PROBLEM STATEMENT | Restate the following data in its entirety, word for word and without images.

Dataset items
•••

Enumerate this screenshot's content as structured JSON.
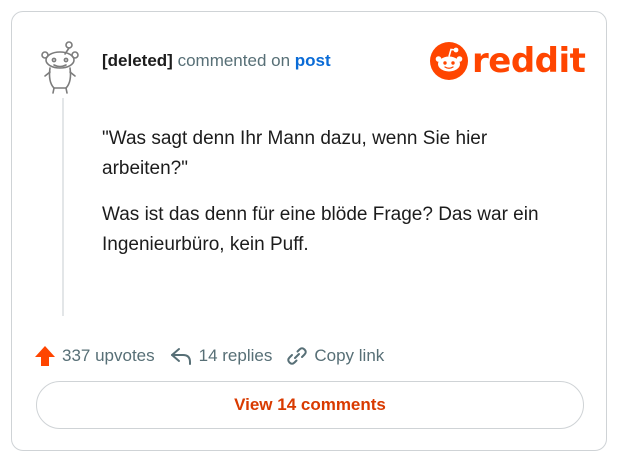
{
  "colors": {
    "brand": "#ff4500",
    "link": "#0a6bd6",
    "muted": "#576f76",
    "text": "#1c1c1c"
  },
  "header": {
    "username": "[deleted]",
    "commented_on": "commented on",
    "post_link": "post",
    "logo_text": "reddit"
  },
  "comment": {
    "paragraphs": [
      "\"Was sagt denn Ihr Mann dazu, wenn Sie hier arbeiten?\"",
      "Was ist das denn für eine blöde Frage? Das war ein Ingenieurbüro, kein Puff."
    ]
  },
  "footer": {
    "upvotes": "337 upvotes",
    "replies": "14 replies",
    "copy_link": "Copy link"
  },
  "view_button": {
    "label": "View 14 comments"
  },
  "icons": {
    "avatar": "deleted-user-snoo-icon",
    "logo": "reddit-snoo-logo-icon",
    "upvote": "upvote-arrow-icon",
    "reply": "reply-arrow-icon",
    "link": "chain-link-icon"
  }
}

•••

YOUR RESPONSE |
Enumerate this screenshot's content as structured JSON.
{
  "colors": {
    "brand": "#ff4500",
    "link": "#0a6bd6",
    "muted": "#576f76",
    "text": "#1c1c1c"
  },
  "header": {
    "username": "[deleted]",
    "commented_on": "commented on",
    "post_link": "post",
    "logo_text": "reddit"
  },
  "comment": {
    "paragraphs": [
      "\"Was sagt denn Ihr Mann dazu, wenn Sie hier arbeiten?\"",
      "Was ist das denn für eine blöde Frage? Das war ein Ingenieurbüro, kein Puff."
    ]
  },
  "footer": {
    "upvotes": "337 upvotes",
    "replies": "14 replies",
    "copy_link": "Copy link"
  },
  "view_button": {
    "label": "View 14 comments"
  },
  "icons": {
    "avatar": "deleted-user-snoo-icon",
    "logo": "reddit-snoo-logo-icon",
    "upvote": "upvote-arrow-icon",
    "reply": "reply-arrow-icon",
    "link": "chain-link-icon"
  }
}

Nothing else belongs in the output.